Scots farmland prices rose up to 58% in 2020-22

A new report published by the Scottish Land Commission (SLC) shows the value of farmland in Scotland rose substantially between 2020 and 2022 — surging by 58% in the north east and 42% in the south west of the country.

The new research reveals a huge rise in the demand for Scottish farmland, with Aberdeenshire and Dumfriesshire emerging as prime locations.

Meanwhile, Argyll, central Scotland and south west Scotland are at the forefront of the demand for forestry land, the report shows.

The Rural Land Market Report reveals a widespread appreciation in land values throughout Scotland, crediting this growth to sustained demand, even as the overall volume of land entering the market remained relatively stable.

The report also identifies that most sales were of moderately sized farms or forests, with over 93% of transactions taking place in Scotland for areas of land less than 500 hectares.

Scottish Land Commission CEO Hamish Trench said: “This report provides a vital window into the nature and scale of transactions occurring within Scotland’s rural land market over the past three years.

“The findings reinforce the conclusions of our earlier research, highlighting the range of influences affecting Scotland’s rural land market, and the significant regional and sectoral variations which clearly show increasing activity across the south of Scotland.

“While the volume of land coming to market has been relatively consistent over the past three years, the vast majority of sales are moderate-sized farms and forests, with very large land acquisitions much being rarer.”

The findings draw on data from the Registers of Scotland and the wider industry to evaluate the land market and property values across the country, focusing on farms, forests and estates.

A total of 740 rural land sales took place over the three-year study period, of which 24 were for land over 1,000 ha in size, and a further 27 for areas of between 500-1,000 ha.

Farmland made up nearly 60% of total land sales. Eastern Scotland saw the highest concentration of deals, accounting for almost a third of national transactions while also having the top average prices per hectare at £17,535.
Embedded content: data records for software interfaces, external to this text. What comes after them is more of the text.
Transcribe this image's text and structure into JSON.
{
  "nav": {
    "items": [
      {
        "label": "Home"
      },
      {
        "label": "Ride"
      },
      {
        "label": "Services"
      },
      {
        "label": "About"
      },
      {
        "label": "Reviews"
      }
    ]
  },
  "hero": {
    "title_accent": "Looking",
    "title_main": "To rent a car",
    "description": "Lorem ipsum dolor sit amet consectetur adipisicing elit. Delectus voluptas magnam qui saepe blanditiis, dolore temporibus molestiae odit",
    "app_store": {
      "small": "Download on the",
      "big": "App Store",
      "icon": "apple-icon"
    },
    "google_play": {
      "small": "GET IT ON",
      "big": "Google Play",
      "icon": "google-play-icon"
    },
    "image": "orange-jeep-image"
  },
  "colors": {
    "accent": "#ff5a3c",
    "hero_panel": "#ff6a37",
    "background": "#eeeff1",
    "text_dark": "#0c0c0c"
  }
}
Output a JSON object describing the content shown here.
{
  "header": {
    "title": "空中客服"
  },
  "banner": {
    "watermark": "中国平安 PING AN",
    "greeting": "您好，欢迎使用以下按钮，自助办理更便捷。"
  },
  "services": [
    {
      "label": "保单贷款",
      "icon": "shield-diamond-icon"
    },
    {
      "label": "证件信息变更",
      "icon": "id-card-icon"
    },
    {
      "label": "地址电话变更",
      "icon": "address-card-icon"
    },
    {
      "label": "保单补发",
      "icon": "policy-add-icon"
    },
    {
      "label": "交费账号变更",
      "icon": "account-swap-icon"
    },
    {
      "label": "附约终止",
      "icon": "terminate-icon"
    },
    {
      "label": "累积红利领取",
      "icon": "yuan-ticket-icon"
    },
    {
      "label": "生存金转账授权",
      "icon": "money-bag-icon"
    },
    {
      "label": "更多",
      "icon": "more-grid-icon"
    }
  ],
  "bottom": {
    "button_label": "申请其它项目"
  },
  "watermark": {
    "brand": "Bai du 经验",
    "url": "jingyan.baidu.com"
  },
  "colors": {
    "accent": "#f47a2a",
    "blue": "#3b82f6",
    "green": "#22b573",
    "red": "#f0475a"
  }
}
Forestry land had a more mixed experience with prices peaking in 2021 before falling back again in 2022 – a move attributed to inflation and grant incentives no longer covering rising land costs.

The report highlights challenges around what is considered an “Estate” within the data, as a wide variety of transactions could fall into the category.

As a result, the report also notes a wide range in the sale prices of these “estates” — starting from as low as £60,000 and going up to £17.6 million over the three-year period.

Trench added: “Through these reports, our commitment is to paint a clearer and more transparent picture of the rural land market, providing valuable insights to guide decisions on legal, policy, and practical changes.

“While we’ve successfully compiled a robust dataset, the report also underscores the necessity for ongoing reforms in how we collect and share data about land in Scotland.

“Transitioning towards a cadastral map system that consolidates information on land value, ownership, and use – a widely embraced approach in Europe – holds significant advantages.

“In the meantime, we will continue to work on how to make more of the existing data available.”